  • Accounting Period: December - November
  • Tax Exemption Received: April 1, 2014

  • Available Filings

    Period Form Type Total revenue Total functional expenses Total assets (EOY) Total liabilities (EOY) Unrelated business income? Total contributions Program service revenue Investment income Comp. of current officers, directors, etc.
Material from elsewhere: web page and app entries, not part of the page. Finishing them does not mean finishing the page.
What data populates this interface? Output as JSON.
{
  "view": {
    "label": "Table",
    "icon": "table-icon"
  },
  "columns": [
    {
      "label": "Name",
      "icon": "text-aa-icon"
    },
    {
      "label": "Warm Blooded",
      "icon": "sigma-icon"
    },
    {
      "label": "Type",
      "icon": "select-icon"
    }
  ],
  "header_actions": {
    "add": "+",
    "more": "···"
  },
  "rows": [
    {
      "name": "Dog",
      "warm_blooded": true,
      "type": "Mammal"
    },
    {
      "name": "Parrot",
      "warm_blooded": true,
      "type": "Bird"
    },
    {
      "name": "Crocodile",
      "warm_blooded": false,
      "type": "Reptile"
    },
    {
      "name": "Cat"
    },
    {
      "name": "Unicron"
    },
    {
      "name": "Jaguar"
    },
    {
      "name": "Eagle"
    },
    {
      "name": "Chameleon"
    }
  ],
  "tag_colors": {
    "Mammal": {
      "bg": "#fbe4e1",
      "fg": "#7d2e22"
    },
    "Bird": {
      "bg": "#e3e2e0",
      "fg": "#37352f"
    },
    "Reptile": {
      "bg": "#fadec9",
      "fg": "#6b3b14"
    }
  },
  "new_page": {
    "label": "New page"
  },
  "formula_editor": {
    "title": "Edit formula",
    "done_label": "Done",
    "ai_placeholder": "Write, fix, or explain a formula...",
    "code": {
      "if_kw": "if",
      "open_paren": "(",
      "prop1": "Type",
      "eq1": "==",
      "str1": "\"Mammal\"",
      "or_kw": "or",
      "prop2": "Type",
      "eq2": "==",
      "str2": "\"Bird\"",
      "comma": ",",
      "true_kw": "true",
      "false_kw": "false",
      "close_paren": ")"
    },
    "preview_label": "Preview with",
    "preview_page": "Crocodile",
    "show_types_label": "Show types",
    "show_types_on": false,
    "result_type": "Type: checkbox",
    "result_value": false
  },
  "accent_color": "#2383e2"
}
Form 990
    2019 Dec Form 990 $4,204,588 $3,476,352 $2,721,424 $832,102 N $312,605 $3,858,871 $0 $0 PDF
    2018 Dec Form 990 $3,225,350 $2,982,707 $1,001,562 $3,756 N $1,954,583 $1,250,564 $0 $0 PDF
    2017 Dec Form 990 $1,477,934 $1,201,420 $880,161 $0 N $825,251 $647,683 $0 $946,439 PDF
    2016 Dec Form 990 $1,630,286 $1,336,945 $487,906 $130,699 N $1,630,286 $0 $0 $992,200
    2015 Dec Form 990 $330,086 $334,882 $63,866 $0 N $330,086 $0 $0 $0 PDF
    2014 Dec Form 990 $235,990 $167,773 $72,305 $3,643 N $235,990 $0 $0 $7,404 PDF

    Additional Filings (PDFs)

    Organize Florida Education Fund (formerly F.I.R.E.)

    134 E COLONIAL DR
    ORLANDO, FL 32801-1234